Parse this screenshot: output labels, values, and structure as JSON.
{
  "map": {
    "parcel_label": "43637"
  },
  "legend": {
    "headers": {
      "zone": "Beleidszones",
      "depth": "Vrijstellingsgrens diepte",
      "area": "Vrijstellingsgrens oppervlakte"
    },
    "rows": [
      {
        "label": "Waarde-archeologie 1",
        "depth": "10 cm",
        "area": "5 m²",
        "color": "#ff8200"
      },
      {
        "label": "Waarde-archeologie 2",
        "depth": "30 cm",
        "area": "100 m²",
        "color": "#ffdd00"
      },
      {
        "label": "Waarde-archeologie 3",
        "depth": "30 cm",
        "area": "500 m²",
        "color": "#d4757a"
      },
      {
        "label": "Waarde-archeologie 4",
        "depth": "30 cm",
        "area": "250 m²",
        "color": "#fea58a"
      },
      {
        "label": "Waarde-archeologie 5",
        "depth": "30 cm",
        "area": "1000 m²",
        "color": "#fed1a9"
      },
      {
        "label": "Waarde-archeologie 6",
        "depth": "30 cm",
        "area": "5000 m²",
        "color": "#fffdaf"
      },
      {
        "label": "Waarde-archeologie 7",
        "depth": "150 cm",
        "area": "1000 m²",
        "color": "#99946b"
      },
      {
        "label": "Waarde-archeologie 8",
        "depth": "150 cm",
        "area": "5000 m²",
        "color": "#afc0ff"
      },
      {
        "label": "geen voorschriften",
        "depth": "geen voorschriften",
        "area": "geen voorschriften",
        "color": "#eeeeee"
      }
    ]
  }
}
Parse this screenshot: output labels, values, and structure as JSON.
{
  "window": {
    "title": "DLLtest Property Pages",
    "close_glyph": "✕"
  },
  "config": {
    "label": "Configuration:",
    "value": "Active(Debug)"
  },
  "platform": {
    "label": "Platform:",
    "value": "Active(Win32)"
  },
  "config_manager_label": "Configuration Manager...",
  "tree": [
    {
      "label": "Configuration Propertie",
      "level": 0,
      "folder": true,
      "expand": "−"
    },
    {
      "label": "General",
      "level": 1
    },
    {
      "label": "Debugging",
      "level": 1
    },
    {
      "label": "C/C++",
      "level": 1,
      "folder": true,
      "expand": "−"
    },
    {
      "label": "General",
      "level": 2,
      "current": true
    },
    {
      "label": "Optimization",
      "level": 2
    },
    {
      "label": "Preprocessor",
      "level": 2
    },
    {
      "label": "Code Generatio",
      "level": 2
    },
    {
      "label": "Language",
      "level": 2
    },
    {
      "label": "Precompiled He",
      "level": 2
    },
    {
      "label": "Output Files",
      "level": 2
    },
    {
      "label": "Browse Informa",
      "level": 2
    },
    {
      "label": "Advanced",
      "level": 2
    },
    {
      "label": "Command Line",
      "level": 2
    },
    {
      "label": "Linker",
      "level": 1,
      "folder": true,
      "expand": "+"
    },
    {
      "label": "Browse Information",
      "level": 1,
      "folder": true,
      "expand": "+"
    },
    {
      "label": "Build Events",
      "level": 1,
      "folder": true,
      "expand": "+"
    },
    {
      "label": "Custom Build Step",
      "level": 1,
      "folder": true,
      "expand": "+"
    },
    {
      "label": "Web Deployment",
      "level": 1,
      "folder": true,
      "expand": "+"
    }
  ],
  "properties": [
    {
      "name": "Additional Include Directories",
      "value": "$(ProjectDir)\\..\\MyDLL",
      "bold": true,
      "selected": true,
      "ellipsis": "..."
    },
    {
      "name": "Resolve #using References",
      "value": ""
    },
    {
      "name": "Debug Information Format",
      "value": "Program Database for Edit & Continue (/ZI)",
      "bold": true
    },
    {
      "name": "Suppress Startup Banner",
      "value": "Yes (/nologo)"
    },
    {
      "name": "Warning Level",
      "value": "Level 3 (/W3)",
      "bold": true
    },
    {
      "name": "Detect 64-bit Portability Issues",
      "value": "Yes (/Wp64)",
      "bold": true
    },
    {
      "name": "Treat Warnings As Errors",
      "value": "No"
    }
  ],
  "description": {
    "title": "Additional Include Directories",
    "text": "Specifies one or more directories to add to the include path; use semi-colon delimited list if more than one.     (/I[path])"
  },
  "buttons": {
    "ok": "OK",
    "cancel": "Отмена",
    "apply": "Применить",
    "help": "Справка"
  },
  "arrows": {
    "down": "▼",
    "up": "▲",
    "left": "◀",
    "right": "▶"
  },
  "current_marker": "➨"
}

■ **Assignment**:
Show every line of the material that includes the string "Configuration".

■ **Result below**:
    "label": "Configuration:",
  "config_manager_label": "Configuration Manager...",
      "label": "Configuration Propertie",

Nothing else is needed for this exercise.